Required action → Your answer must be the full listing, repeated word for word.

Extracted material →
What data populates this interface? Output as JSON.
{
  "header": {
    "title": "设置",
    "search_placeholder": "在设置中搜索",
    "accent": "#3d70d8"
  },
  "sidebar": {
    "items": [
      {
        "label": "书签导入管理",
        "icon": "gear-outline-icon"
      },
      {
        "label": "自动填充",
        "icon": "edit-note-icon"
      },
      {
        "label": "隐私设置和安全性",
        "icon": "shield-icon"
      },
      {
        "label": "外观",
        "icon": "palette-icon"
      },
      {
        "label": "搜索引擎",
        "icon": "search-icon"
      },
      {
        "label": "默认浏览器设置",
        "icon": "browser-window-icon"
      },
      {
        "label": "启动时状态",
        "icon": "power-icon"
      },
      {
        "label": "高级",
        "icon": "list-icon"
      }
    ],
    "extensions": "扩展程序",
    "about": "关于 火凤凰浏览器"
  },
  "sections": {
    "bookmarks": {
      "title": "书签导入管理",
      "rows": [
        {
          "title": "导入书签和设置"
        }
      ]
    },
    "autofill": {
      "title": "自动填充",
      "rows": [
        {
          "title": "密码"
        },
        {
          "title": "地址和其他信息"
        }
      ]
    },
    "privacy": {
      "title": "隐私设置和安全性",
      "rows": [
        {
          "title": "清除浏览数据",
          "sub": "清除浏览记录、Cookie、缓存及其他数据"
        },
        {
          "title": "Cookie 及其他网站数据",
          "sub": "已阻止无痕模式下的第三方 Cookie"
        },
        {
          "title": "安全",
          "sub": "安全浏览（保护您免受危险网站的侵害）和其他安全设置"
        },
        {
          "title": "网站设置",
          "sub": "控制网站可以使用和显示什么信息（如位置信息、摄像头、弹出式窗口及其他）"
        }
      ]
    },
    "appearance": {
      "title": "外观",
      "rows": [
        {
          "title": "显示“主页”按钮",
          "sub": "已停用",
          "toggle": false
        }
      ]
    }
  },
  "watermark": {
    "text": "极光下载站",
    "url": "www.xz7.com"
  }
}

Worked solution →
What data populates this interface? Output as JSON.
{
  "header": {
    "title": "设置",
    "search_placeholder": "在设置中搜索",
    "accent": "#3d70d8"
  },
  "sidebar": {
    "items": [
      {
        "label": "书签导入管理",
        "icon": "gear-outline-icon"
      },
      {
        "label": "自动填充",
        "icon": "edit-note-icon"
      },
      {
        "label": "隐私设置和安全性",
        "icon": "shield-icon"
      },
      {
        "label": "外观",
        "icon": "palette-icon"
      },
      {
        "label": "搜索引擎",
        "icon": "search-icon"
      },
      {
        "label": "默认浏览器设置",
        "icon": "browser-window-icon"
      },
      {
        "label": "启动时状态",
        "icon": "power-icon"
      },
      {
        "label": "高级",
        "icon": "list-icon"
      }
    ],
    "extensions": "扩展程序",
    "about": "关于 火凤凰浏览器"
  },
  "sections": {
    "bookmarks": {
      "title": "书签导入管理",
      "rows": [
        {
          "title": "导入书签和设置"
        }
      ]
    },
    "autofill": {
      "title": "自动填充",
      "rows": [
        {
          "title": "密码"
        },
        {
          "title": "地址和其他信息"
        }
      ]
    },
    "privacy": {
      "title": "隐私设置和安全性",
      "rows": [
        {
          "title": "清除浏览数据",
          "sub": "清除浏览记录、Cookie、缓存及其他数据"
        },
        {
          "title": "Cookie 及其他网站数据",
          "sub": "已阻止无痕模式下的第三方 Cookie"
        },
        {
          "title": "安全",
          "sub": "安全浏览（保护您免受危险网站的侵害）和其他安全设置"
        },
        {
          "title": "网站设置",
          "sub": "控制网站可以使用和显示什么信息（如位置信息、摄像头、弹出式窗口及其他）"
        }
      ]
    },
    "appearance": {
      "title": "外观",
      "rows": [
        {
          "title": "显示“主页”按钮",
          "sub": "已停用",
          "toggle": false
        }
      ]
    }
  },
  "watermark": {
    "text": "极光下载站",
    "url": "www.xz7.com"
  }
}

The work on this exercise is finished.